Exercise requirements:
Extract all lines from the data beneath that include the word "MyAdvice".

Entries taken from a collection
====
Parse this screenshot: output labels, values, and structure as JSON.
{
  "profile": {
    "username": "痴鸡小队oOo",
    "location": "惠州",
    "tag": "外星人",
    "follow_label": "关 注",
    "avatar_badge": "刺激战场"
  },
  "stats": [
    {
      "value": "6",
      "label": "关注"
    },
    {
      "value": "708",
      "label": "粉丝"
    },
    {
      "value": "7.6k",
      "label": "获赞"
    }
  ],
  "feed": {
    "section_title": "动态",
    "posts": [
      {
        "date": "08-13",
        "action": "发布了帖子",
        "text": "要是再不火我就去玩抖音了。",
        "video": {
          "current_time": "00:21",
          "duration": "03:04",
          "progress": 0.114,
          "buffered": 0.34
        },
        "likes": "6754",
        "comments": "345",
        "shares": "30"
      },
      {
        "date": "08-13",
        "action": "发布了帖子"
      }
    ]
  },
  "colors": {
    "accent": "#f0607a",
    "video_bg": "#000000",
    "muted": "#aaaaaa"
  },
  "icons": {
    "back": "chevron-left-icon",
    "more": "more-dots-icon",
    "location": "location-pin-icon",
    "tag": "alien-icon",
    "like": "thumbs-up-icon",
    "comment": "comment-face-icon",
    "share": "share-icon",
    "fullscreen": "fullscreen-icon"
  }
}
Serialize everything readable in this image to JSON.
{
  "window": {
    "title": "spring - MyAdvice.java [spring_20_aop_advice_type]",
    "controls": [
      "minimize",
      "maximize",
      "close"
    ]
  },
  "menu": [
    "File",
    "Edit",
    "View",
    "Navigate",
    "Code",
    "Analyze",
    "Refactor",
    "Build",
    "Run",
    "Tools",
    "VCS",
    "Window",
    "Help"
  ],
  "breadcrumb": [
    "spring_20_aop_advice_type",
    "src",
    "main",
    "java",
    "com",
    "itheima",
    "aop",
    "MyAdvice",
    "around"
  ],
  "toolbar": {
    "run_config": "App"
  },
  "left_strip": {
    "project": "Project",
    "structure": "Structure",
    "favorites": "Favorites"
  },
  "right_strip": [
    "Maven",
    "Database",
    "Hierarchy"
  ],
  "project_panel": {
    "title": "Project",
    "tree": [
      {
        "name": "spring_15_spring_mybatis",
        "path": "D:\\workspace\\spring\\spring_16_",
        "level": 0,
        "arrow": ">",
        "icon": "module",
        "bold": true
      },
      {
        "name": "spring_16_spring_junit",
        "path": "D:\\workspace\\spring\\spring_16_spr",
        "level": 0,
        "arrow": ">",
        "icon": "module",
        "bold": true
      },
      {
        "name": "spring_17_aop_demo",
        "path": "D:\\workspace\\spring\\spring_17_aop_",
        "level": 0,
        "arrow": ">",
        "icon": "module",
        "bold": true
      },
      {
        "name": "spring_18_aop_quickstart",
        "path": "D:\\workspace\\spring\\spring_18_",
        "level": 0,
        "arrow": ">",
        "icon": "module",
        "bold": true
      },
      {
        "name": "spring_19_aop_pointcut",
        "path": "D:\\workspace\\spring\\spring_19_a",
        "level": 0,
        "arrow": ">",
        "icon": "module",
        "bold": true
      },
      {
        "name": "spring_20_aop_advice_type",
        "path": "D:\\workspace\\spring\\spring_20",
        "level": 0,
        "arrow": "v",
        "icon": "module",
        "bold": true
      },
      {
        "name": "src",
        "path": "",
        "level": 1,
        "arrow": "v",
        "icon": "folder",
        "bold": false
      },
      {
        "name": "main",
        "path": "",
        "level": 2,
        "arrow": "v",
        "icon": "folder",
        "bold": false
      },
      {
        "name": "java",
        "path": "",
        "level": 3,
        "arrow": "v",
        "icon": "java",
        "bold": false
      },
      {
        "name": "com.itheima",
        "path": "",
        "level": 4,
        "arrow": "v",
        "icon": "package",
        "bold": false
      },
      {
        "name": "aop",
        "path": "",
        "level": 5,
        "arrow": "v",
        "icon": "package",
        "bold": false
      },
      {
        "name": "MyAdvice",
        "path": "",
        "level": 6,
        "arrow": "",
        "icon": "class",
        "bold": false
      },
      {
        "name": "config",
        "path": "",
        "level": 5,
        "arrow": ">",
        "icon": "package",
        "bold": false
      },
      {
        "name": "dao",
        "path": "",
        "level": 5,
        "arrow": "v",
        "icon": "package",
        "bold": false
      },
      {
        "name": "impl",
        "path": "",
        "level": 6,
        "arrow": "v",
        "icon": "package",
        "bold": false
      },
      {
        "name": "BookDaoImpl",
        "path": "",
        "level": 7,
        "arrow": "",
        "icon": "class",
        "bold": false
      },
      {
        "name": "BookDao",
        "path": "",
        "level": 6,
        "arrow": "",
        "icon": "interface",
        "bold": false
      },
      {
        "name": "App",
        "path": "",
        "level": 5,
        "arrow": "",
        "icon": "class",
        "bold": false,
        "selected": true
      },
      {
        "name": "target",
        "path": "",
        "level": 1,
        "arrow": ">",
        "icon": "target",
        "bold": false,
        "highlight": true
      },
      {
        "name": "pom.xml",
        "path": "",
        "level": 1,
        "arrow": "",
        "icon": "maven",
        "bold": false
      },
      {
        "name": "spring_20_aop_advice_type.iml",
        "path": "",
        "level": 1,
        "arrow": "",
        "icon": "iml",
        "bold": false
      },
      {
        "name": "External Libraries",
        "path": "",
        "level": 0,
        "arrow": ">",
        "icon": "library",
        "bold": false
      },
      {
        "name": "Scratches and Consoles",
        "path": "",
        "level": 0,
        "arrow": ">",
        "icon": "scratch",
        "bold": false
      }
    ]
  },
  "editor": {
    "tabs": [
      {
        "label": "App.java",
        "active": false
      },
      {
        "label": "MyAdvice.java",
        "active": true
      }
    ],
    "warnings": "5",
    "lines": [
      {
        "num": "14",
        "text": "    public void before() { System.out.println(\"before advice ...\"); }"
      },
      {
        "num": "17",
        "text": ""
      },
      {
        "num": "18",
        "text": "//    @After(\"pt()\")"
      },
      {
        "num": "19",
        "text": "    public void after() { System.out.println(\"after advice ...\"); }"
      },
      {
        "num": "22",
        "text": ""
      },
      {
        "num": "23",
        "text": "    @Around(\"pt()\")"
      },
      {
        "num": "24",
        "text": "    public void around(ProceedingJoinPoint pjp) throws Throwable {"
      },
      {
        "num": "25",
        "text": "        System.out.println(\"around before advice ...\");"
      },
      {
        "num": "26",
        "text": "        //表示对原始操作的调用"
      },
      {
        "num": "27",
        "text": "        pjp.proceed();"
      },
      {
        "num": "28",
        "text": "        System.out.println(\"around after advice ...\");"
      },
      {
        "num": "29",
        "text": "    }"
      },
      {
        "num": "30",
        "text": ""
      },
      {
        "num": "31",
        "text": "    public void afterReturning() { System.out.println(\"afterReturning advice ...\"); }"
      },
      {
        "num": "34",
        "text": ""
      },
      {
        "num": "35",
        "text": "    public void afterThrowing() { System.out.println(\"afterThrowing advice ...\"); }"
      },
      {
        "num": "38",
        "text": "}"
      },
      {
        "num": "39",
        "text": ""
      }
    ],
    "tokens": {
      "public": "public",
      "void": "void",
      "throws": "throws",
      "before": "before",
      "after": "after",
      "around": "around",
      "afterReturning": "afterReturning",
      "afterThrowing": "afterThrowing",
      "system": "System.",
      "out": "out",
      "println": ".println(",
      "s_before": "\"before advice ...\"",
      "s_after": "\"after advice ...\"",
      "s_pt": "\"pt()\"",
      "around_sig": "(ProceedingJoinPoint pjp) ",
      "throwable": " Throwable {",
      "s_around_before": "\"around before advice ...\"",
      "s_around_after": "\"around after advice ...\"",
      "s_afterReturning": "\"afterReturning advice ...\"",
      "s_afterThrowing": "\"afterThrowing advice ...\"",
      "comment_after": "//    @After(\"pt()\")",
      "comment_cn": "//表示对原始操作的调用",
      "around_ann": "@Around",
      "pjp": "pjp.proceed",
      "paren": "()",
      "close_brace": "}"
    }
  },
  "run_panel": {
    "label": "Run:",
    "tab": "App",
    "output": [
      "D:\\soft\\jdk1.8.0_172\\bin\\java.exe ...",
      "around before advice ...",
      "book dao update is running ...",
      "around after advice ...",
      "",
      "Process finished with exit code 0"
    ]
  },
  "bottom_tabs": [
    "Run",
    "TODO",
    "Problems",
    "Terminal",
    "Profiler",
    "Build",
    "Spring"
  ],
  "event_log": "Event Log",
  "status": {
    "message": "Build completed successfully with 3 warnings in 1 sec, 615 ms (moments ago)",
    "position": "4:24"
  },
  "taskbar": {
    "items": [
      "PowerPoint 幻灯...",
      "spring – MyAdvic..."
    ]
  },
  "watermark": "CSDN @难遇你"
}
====
Solution:
    "title": "spring - MyAdvice.java [spring_20_aop_advice_type]",
    "MyAdvice",
        "name": "MyAdvice",
        "label": "MyAdvice.java",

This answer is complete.